### [Exercise prompt]
Tally the lines in the data below in which the word "CoreDataDB" occurs, then give only the total.

### [Source data]
= = = =

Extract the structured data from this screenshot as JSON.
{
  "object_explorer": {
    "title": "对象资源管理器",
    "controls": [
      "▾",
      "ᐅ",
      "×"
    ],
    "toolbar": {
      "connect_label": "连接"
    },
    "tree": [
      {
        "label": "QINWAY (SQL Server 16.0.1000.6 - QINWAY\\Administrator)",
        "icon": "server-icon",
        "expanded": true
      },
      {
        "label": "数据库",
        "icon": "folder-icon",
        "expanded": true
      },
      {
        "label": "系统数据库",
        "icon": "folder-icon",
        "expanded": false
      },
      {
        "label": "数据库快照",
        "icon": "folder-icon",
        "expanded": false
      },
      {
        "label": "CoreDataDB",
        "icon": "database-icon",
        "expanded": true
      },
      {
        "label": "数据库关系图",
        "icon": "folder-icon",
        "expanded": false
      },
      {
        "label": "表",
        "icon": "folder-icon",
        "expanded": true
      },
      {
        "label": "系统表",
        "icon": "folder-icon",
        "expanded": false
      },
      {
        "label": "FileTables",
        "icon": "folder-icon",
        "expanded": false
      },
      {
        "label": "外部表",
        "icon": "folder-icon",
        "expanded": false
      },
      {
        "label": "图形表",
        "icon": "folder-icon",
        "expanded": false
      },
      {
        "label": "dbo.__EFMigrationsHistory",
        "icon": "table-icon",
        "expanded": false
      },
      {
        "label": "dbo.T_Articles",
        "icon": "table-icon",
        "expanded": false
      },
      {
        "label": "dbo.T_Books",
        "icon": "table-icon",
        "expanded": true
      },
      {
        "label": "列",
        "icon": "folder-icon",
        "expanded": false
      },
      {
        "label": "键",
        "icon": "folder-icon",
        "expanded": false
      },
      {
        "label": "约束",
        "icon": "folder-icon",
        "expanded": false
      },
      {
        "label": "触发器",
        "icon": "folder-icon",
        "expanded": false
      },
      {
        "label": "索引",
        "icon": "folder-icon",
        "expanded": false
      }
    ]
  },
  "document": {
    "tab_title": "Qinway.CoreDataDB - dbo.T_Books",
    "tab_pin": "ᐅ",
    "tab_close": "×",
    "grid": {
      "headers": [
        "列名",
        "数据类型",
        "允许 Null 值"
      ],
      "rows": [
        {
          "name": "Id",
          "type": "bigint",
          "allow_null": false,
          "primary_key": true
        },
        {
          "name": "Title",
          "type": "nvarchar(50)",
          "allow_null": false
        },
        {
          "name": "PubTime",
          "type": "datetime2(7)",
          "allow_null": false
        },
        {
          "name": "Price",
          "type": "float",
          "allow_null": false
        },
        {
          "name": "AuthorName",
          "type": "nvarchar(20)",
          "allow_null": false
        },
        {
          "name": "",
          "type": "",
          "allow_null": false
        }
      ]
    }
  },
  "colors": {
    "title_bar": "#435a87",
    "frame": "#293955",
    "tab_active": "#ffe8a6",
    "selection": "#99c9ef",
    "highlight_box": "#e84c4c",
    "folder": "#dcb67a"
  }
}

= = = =

### [Problem solution]
2